The fox is a clever beast, famously outsmarting human and animal rivals in ancient fables, recent movies and a current Top 10 song. Humanity's relationship with the fox has long been balanced between bemused tolerance and "let's shoot them for fun and raise them in cages, for fur." But there are abundant signs that the foxes have had quite enough of people, and are making coordinated global moves to take over civilization.
If the grim news about our slow-cooking world has got you down, you might be an environmentalist. Recycling bins, hiking boots, and that reusable grocery bag you got at the farmer's market are other signs that you may have ecological beliefs and concerns. To the industrial propagandists, even your awareness of the hotter temperatures and horrific storms is proof that your green behavior is actually a religion. So what would happen if 10 million or 50 million religious environmentalists suddenly appeared on the national scene?
People are strangers out here on the oil patch, and public conversation is terse and muted. You never know when an oil company manager or safety inspector or corporate spy is sniffing around. I learned after the first day in Williston, N.D., that my usual work uniform of an old sports coat and tie made me suspect. Leaving the tie at the motel helped, but not much.
Oil wells and sheet-metal buildings are hideous things, but America the Beautiful resumes as soon as you get past the last grim RV park and last signs of our shoddy civilization. The easiest way to refresh the soul is to look on the map for a big chunk of green: a national park or preserve or forest, or in the case of the Bakken, the Little Missouri National Grassland.
Boomtowns don't have to be ugly. San Francisco was built during the Gold Rush, as was Sacramento and dozens of still pretty towns in the Sierra Nevada. Virginia City, home to the Comstock Lode, quickly built up neighborhoods of ornate mansions and a main street that offered everything from Oscar Wilde lectures in the opera house to exotic prostitutes from Australia and China. But since the 1960s, when America lost its ability to see or create beauty, our endless boom and bust cycle produces nothing but garbage: garbage housing, garbage retail, garbage jobs and garbage products.

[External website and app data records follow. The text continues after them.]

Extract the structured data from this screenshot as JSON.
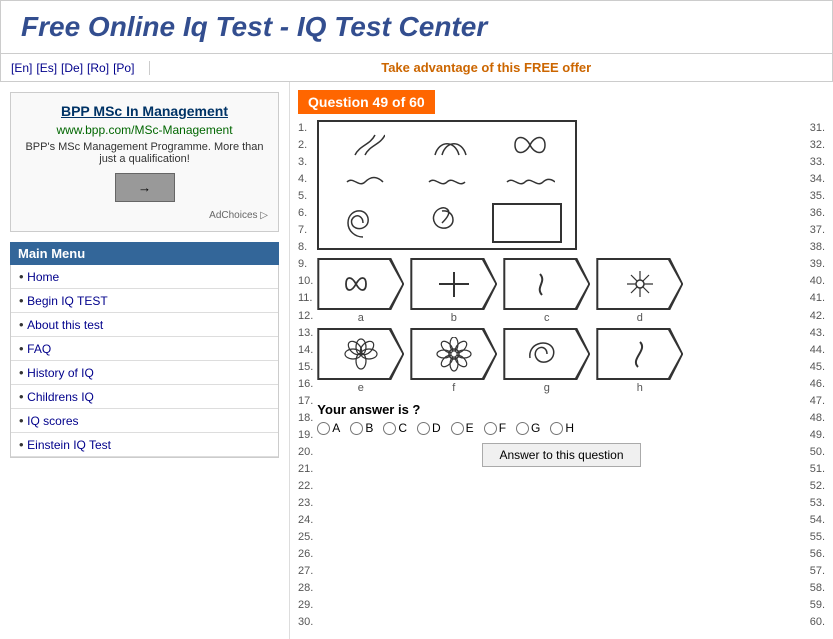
{
  "header": {
    "title": "Free Online Iq Test - IQ Test Center"
  },
  "navbar": {
    "langs": [
      "[En]",
      "[Es]",
      "[De]",
      "[Ro]",
      "[Po]"
    ],
    "offer": "Take advantage of this FREE offer"
  },
  "ad": {
    "title": "BPP MSc In Management",
    "url": "www.bpp.com/MSc-Management",
    "desc": "BPP's MSc Management Programme. More than just a qualification!",
    "arrow": "→",
    "adchoices": "AdChoices ▷"
  },
  "menu": {
    "header": "Main Menu",
    "items": [
      {
        "label": "Home",
        "href": "#"
      },
      {
        "label": "Begin IQ TEST",
        "href": "#"
      },
      {
        "label": "About this test",
        "href": "#"
      },
      {
        "label": "FAQ",
        "href": "#"
      },
      {
        "label": "History of IQ",
        "href": "#"
      },
      {
        "label": "Childrens IQ",
        "href": "#"
      },
      {
        "label": "IQ scores",
        "href": "#"
      },
      {
        "label": "Einstein IQ Test",
        "href": "#"
      }
    ]
  },
  "question": {
    "header": "Question 49 of 60",
    "left_numbers": [
      "1.",
      "2.",
      "3.",
      "4.",
      "5.",
      "6.",
      "7.",
      "8.",
      "9.",
      "10.",
      "11.",
      "12.",
      "13.",
      "14.",
      "15.",
      "16.",
      "17.",
      "18.",
      "19.",
      "20.",
      "21.",
      "22.",
      "23.",
      "24.",
      "25.",
      "26.",
      "27.",
      "28.",
      "29.",
      "30."
    ],
    "right_numbers": [
      "31.",
      "32.",
      "33.",
      "34.",
      "35.",
      "36.",
      "37.",
      "38.",
      "39.",
      "40.",
      "41.",
      "42.",
      "43.",
      "44.",
      "45.",
      "46.",
      "47.",
      "48.",
      "49.",
      "50.",
      "51.",
      "52.",
      "53.",
      "54.",
      "55.",
      "56.",
      "57.",
      "58.",
      "59.",
      "60."
    ],
    "your_answer": "Your answer is ?",
    "radio_options": [
      "A",
      "B",
      "C",
      "D",
      "E",
      "F",
      "G",
      "H"
    ],
    "answer_button": "Answer to this question",
    "answer_labels": [
      "a",
      "b",
      "c",
      "d",
      "e",
      "f",
      "g",
      "h"
    ]
  }
}
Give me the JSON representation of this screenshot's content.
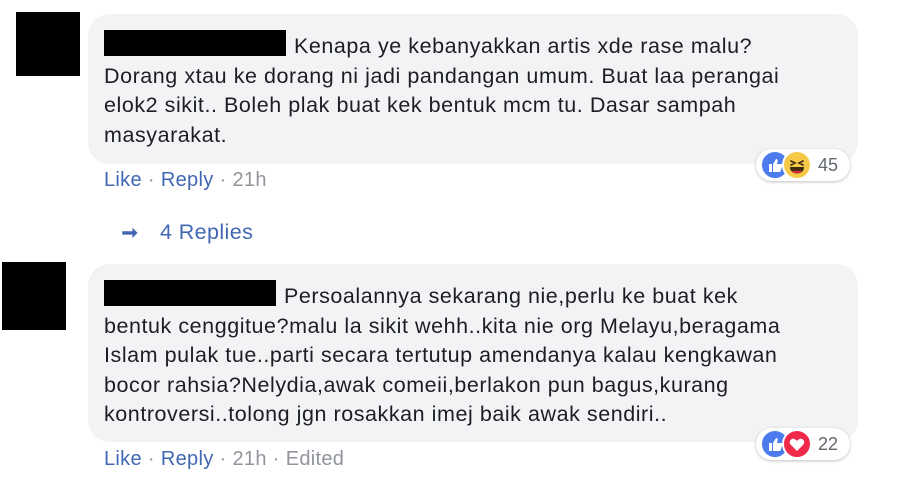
{
  "comments": [
    {
      "text": "Kenapa ye kebanyakkan artis xde rase malu?\nDorang xtau ke dorang ni jadi pandangan umum. Buat laa perangai\nelok2 sikit.. Boleh plak buat kek bentuk mcm tu. Dasar sampah\nmasyarakat.",
      "reactions": [
        "like-icon",
        "haha-icon"
      ],
      "reaction_count": "45",
      "actions": {
        "like": "Like",
        "reply": "Reply",
        "time": "21h"
      }
    },
    {
      "text": "Persoalannya sekarang nie,perlu ke buat kek\nbentuk cenggitue?malu la sikit wehh..kita nie org Melayu,beragama\nIslam pulak tue..parti secara tertutup amendanya kalau kengkawan\nbocor rahsia?Nelydia,awak comeii,berlakon pun bagus,kurang\nkontroversi..tolong jgn rosakkan imej baik awak sendiri..",
      "reactions": [
        "like-icon",
        "love-icon"
      ],
      "reaction_count": "22",
      "actions": {
        "like": "Like",
        "reply": "Reply",
        "time": "21h",
        "edited": "Edited"
      }
    }
  ],
  "replies_link": {
    "label": "4 Replies",
    "icon": "reply-arrow-icon"
  },
  "colors": {
    "bubble": "#f2f3f5",
    "link": "#4267b2",
    "meta": "#90949c",
    "text": "#1c1e21",
    "like_blue": "#4b7bec",
    "haha_yellow": "#f7c948",
    "love_red": "#f0284a"
  }
}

We are a religious nation, even though that religious belief is rapidly fading and notoriously shallow. What we hunger for is real communion with the sacred, the unexpected voice of a mysterious god that occasionally speaks directly to our consciousness, as the old gods spoke to Moses and Mohammad or Achilles and Odysseus. This is why 200,000 people followed Horse_ebooks on Twitter. Horse_ebooks was our inscrutable god speaking in riddles.

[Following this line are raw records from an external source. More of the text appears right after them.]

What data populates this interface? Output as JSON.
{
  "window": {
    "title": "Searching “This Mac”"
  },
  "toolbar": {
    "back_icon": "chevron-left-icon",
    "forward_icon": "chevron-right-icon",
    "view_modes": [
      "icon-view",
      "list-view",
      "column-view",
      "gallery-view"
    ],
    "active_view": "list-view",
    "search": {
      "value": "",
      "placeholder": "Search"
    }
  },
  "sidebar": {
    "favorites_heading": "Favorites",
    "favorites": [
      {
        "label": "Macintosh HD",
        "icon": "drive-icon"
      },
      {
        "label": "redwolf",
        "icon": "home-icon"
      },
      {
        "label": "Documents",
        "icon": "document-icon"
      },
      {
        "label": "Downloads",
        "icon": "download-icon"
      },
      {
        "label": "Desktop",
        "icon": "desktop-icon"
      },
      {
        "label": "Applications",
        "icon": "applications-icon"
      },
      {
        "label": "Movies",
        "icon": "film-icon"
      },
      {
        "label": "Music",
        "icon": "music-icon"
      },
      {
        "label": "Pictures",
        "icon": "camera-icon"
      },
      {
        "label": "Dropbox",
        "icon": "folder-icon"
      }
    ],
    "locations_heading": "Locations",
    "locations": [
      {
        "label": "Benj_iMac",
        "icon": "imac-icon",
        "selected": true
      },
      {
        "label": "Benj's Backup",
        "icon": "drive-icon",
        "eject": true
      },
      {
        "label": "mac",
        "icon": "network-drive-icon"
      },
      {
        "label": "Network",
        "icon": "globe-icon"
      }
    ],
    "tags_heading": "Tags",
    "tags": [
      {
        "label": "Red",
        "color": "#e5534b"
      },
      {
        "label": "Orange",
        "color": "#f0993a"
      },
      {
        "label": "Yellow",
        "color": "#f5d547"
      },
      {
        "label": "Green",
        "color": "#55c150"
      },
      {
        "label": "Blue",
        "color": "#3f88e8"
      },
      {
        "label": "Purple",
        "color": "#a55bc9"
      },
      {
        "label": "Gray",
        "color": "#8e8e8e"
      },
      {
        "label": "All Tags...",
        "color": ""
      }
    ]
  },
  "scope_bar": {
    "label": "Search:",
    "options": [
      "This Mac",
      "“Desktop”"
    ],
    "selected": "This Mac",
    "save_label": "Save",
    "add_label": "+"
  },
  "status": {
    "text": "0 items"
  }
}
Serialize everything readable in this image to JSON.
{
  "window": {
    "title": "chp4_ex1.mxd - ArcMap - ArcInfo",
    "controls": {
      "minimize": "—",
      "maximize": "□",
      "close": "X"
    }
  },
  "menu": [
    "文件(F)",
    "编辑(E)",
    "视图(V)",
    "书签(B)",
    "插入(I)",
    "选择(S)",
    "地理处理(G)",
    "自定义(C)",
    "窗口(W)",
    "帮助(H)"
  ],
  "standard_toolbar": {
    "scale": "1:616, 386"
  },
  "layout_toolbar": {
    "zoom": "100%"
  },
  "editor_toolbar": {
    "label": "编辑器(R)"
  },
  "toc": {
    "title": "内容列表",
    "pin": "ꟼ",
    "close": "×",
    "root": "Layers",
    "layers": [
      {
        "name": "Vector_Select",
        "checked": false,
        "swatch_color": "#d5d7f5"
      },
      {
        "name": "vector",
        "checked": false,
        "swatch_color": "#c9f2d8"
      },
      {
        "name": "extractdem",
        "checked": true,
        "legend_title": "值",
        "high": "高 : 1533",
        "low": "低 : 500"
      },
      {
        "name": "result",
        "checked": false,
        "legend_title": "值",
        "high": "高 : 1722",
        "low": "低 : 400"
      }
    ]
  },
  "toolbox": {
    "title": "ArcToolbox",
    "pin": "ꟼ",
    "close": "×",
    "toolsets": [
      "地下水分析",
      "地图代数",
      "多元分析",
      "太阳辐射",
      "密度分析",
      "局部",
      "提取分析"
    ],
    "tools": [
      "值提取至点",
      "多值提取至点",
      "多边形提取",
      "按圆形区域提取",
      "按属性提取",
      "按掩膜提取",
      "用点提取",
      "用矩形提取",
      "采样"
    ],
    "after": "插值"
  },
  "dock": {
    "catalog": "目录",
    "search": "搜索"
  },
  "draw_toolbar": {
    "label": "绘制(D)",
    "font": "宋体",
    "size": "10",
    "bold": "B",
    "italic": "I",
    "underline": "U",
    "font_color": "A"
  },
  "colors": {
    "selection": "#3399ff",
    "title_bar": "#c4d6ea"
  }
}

An empty bar is best. You just pick a seat where there's light enough to read, and the bartender comes right over. Then there are the busy nights, when people crush around the bar three deep and getting a drink seems impossible. What kind of supernatural skills are necessary for getting a cocktail on a Saturday night?
Every town has its weird history, and even the newest housing tract of wet stucco and green 2x4s has some kind of buried backstory. The island city where I live today is loaded with Gold Rush tales and Victorian mansions, but the fact that Jim Morrison spent his formative years around the block is not something you can learn about at the local historical society.
Up in the High Sierra of Yosemite National Park today, a monstrous wildfire is racing through 200 square miles of dense piney forest. The "Rim Fire" is only one of about fifty major wildfires across the American West today, but everyone has at least heard of the majestic Yosemite Valley with its glacier-carved Half Dome and summer traffic jams of vacationers seeking waterfalls and hamburgers, so this is our official Natural Disaster of the week.
It was going to be the greatest outdoor sports spectacle in history: weird giant sailboats racing against each other in the grand natural amphitheater of the San Francisco Bay all summer long, with hundreds of thousands of happy spectators watching from the Bay's 400 miles of shoreline. At least that was the idea when billionaire and Oracle CEO Larry Ellison, after winning the right to choose this year's location for the America's Cup sailing competition along with his victory in 2010's race, chose the bay instead of the more customary open ocean. Instead, it's a giant flop with "races" that usually consist of a single awkward catamaran bouncing around by itself in the fog.
With record numbers of Americans keeping dogs and cats as pets, we are plagued by many unwelcome consequences. House cats are inflicting brain damage on their human hosts with a feline disease spread through the animals' fecal matter, which people store in their homes—usually in the kitchen. When the cats are sent outdoors to defecate, they kill staggering numbers of wild birds, leaving many of our cities without any avian life beyond the feral pigeons roosting safely upon the ledges of tall buildings. Then there are the dogs, which use the entire city as one great, unflushable toilet. There are valid arguments against the existence of all dogs, but even animal lovers can agree we need to do something drastic about the "toy breeds."